#### [YOUR OBJECTIVE]
Copy out the listing below, keeping every character as is.
==== SUPPLIED RECORDS ====
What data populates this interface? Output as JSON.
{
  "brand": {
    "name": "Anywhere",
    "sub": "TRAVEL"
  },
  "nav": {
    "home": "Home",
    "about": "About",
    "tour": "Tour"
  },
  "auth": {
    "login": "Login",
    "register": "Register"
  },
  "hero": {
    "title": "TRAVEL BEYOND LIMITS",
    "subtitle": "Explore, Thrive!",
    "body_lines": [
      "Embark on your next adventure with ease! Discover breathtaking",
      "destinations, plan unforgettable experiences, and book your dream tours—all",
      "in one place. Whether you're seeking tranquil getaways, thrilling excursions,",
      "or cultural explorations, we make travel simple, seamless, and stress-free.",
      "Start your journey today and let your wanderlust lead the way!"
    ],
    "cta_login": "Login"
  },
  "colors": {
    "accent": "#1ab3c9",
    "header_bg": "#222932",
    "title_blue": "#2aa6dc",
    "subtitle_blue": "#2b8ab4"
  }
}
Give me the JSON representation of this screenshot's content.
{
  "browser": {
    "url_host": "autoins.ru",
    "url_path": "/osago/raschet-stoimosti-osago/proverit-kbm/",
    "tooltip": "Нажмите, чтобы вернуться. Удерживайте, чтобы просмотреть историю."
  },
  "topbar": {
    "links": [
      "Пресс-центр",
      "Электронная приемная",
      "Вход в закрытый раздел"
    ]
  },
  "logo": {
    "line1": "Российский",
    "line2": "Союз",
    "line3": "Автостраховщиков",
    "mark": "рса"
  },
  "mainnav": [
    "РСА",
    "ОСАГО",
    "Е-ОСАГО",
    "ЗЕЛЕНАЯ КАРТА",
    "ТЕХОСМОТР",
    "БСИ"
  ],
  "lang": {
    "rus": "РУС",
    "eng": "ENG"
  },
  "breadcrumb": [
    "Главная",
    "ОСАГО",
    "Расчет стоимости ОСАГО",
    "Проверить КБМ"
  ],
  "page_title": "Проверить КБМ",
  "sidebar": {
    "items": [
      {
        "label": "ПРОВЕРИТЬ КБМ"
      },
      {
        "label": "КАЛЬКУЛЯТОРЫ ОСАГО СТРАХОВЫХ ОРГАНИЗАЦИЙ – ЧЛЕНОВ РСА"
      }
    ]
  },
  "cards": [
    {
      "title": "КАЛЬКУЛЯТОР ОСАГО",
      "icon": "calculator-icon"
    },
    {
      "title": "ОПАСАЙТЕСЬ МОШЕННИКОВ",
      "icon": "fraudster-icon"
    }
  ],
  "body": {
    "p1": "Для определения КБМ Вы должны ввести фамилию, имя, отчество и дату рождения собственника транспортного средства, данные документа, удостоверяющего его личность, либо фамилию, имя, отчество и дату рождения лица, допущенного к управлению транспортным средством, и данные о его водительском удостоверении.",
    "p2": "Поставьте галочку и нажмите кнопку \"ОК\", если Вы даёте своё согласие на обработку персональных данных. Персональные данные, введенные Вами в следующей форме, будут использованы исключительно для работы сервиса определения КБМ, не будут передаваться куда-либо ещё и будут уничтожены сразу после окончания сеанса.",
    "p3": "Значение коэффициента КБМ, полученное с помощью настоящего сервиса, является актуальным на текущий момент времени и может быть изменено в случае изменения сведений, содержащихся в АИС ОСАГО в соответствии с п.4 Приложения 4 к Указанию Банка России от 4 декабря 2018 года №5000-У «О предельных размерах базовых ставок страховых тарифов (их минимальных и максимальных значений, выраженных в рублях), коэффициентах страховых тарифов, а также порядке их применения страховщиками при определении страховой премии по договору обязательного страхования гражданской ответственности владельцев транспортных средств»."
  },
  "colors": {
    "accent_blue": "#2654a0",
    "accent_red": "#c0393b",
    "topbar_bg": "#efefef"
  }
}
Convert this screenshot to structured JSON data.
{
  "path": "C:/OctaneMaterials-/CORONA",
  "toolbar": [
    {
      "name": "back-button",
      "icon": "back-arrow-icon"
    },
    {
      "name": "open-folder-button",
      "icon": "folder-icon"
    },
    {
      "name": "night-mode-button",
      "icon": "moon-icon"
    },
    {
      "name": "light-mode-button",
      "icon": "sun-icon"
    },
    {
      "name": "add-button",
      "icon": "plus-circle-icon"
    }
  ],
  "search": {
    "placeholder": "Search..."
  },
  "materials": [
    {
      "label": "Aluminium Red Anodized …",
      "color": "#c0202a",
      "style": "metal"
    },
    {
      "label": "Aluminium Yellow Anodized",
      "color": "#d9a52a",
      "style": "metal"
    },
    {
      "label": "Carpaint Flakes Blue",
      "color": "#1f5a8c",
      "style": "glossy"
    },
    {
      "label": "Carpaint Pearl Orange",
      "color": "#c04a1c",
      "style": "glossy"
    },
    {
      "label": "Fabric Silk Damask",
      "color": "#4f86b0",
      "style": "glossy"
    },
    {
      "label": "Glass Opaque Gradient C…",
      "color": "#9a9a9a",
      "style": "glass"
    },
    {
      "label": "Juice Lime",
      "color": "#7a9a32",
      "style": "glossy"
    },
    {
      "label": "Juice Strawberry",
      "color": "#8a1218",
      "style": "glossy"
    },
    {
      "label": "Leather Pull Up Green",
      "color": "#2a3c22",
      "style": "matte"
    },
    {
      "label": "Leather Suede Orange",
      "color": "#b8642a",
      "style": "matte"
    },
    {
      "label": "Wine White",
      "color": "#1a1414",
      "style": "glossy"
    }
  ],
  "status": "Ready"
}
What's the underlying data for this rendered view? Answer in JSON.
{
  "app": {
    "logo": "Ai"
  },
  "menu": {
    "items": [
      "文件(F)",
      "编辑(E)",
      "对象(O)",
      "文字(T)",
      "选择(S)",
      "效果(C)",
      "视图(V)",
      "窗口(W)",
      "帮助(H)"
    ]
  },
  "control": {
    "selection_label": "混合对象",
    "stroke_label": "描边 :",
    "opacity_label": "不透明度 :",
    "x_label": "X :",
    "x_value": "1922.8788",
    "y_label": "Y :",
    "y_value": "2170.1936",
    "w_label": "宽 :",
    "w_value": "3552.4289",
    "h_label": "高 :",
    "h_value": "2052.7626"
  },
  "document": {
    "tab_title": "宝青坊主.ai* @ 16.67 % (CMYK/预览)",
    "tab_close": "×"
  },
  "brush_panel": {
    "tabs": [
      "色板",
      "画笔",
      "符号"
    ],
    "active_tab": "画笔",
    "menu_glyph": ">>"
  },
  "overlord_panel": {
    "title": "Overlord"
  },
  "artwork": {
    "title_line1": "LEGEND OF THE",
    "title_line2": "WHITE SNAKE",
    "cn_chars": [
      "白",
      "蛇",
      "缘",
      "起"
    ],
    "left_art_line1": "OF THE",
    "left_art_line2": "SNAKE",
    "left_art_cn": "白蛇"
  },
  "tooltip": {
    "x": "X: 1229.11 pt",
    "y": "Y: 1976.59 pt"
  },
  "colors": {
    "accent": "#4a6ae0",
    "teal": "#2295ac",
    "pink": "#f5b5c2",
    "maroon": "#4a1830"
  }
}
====
#### [ANSWER AREA]
What data populates this interface? Output as JSON.
{
  "brand": {
    "name": "Anywhere",
    "sub": "TRAVEL"
  },
  "nav": {
    "home": "Home",
    "about": "About",
    "tour": "Tour"
  },
  "auth": {
    "login": "Login",
    "register": "Register"
  },
  "hero": {
    "title": "TRAVEL BEYOND LIMITS",
    "subtitle": "Explore, Thrive!",
    "body_lines": [
      "Embark on your next adventure with ease! Discover breathtaking",
      "destinations, plan unforgettable experiences, and book your dream tours—all",
      "in one place. Whether you're seeking tranquil getaways, thrilling excursions,",
      "or cultural explorations, we make travel simple, seamless, and stress-free.",
      "Start your journey today and let your wanderlust lead the way!"
    ],
    "cta_login": "Login"
  },
  "colors": {
    "accent": "#1ab3c9",
    "header_bg": "#222932",
    "title_blue": "#2aa6dc",
    "subtitle_blue": "#2b8ab4"
  }
}
Give me the JSON representation of this screenshot's content.
{
  "browser": {
    "url_host": "autoins.ru",
    "url_path": "/osago/raschet-stoimosti-osago/proverit-kbm/",
    "tooltip": "Нажмите, чтобы вернуться. Удерживайте, чтобы просмотреть историю."
  },
  "topbar": {
    "links": [
      "Пресс-центр",
      "Электронная приемная",
      "Вход в закрытый раздел"
    ]
  },
  "logo": {
    "line1": "Российский",
    "line2": "Союз",
    "line3": "Автостраховщиков",
    "mark": "рса"
  },
  "mainnav": [
    "РСА",
    "ОСАГО",
    "Е-ОСАГО",
    "ЗЕЛЕНАЯ КАРТА",
    "ТЕХОСМОТР",
    "БСИ"
  ],
  "lang": {
    "rus": "РУС",
    "eng": "ENG"
  },
  "breadcrumb": [
    "Главная",
    "ОСАГО",
    "Расчет стоимости ОСАГО",
    "Проверить КБМ"
  ],
  "page_title": "Проверить КБМ",
  "sidebar": {
    "items": [
      {
        "label": "ПРОВЕРИТЬ КБМ"
      },
      {
        "label": "КАЛЬКУЛЯТОРЫ ОСАГО СТРАХОВЫХ ОРГАНИЗАЦИЙ – ЧЛЕНОВ РСА"
      }
    ]
  },
  "cards": [
    {
      "title": "КАЛЬКУЛЯТОР ОСАГО",
      "icon": "calculator-icon"
    },
    {
      "title": "ОПАСАЙТЕСЬ МОШЕННИКОВ",
      "icon": "fraudster-icon"
    }
  ],
  "body": {
    "p1": "Для определения КБМ Вы должны ввести фамилию, имя, отчество и дату рождения собственника транспортного средства, данные документа, удостоверяющего его личность, либо фамилию, имя, отчество и дату рождения лица, допущенного к управлению транспортным средством, и данные о его водительском удостоверении.",
    "p2": "Поставьте галочку и нажмите кнопку \"ОК\", если Вы даёте своё согласие на обработку персональных данных. Персональные данные, введенные Вами в следующей форме, будут использованы исключительно для работы сервиса определения КБМ, не будут передаваться куда-либо ещё и будут уничтожены сразу после окончания сеанса.",
    "p3": "Значение коэффициента КБМ, полученное с помощью настоящего сервиса, является актуальным на текущий момент времени и может быть изменено в случае изменения сведений, содержащихся в АИС ОСАГО в соответствии с п.4 Приложения 4 к Указанию Банка России от 4 декабря 2018 года №5000-У «О предельных размерах базовых ставок страховых тарифов (их минимальных и максимальных значений, выраженных в рублях), коэффициентах страховых тарифов, а также порядке их применения страховщиками при определении страховой премии по договору обязательного страхования гражданской ответственности владельцев транспортных средств»."
  },
  "colors": {
    "accent_blue": "#2654a0",
    "accent_red": "#c0393b",
    "topbar_bg": "#efefef"
  }
}
Convert this screenshot to structured JSON data.
{
  "path": "C:/OctaneMaterials-/CORONA",
  "toolbar": [
    {
      "name": "back-button",
      "icon": "back-arrow-icon"
    },
    {
      "name": "open-folder-button",
      "icon": "folder-icon"
    },
    {
      "name": "night-mode-button",
      "icon": "moon-icon"
    },
    {
      "name": "light-mode-button",
      "icon": "sun-icon"
    },
    {
      "name": "add-button",
      "icon": "plus-circle-icon"
    }
  ],
  "search": {
    "placeholder": "Search..."
  },
  "materials": [
    {
      "label": "Aluminium Red Anodized …",
      "color": "#c0202a",
      "style": "metal"
    },
    {
      "label": "Aluminium Yellow Anodized",
      "color": "#d9a52a",
      "style": "metal"
    },
    {
      "label": "Carpaint Flakes Blue",
      "color": "#1f5a8c",
      "style": "glossy"
    },
    {
      "label": "Carpaint Pearl Orange",
      "color": "#c04a1c",
      "style": "glossy"
    },
    {
      "label": "Fabric Silk Damask",
      "color": "#4f86b0",
      "style": "glossy"
    },
    {
      "label": "Glass Opaque Gradient C…",
      "color": "#9a9a9a",
      "style": "glass"
    },
    {
      "label": "Juice Lime",
      "color": "#7a9a32",
      "style": "glossy"
    },
    {
      "label": "Juice Strawberry",
      "color": "#8a1218",
      "style": "glossy"
    },
    {
      "label": "Leather Pull Up Green",
      "color": "#2a3c22",
      "style": "matte"
    },
    {
      "label": "Leather Suede Orange",
      "color": "#b8642a",
      "style": "matte"
    },
    {
      "label": "Wine White",
      "color": "#1a1414",
      "style": "glossy"
    }
  ],
  "status": "Ready"
}
What's the underlying data for this rendered view? Answer in JSON.
{
  "app": {
    "logo": "Ai"
  },
  "menu": {
    "items": [
      "文件(F)",
      "编辑(E)",
      "对象(O)",
      "文字(T)",
      "选择(S)",
      "效果(C)",
      "视图(V)",
      "窗口(W)",
      "帮助(H)"
    ]
  },
  "control": {
    "selection_label": "混合对象",
    "stroke_label": "描边 :",
    "opacity_label": "不透明度 :",
    "x_label": "X :",
    "x_value": "1922.8788",
    "y_label": "Y :",
    "y_value": "2170.1936",
    "w_label": "宽 :",
    "w_value": "3552.4289",
    "h_label": "高 :",
    "h_value": "2052.7626"
  },
  "document": {
    "tab_title": "宝青坊主.ai* @ 16.67 % (CMYK/预览)",
    "tab_close": "×"
  },
  "brush_panel": {
    "tabs": [
      "色板",
      "画笔",
      "符号"
    ],
    "active_tab": "画笔",
    "menu_glyph": ">>"
  },
  "overlord_panel": {
    "title": "Overlord"
  },
  "artwork": {
    "title_line1": "LEGEND OF THE",
    "title_line2": "WHITE SNAKE",
    "cn_chars": [
      "白",
      "蛇",
      "缘",
      "起"
    ],
    "left_art_line1": "OF THE",
    "left_art_line2": "SNAKE",
    "left_art_cn": "白蛇"
  },
  "tooltip": {
    "x": "X: 1229.11 pt",
    "y": "Y: 1976.59 pt"
  },
  "colors": {
    "accent": "#4a6ae0",
    "teal": "#2295ac",
    "pink": "#f5b5c2",
    "maroon": "#4a1830"
  }
}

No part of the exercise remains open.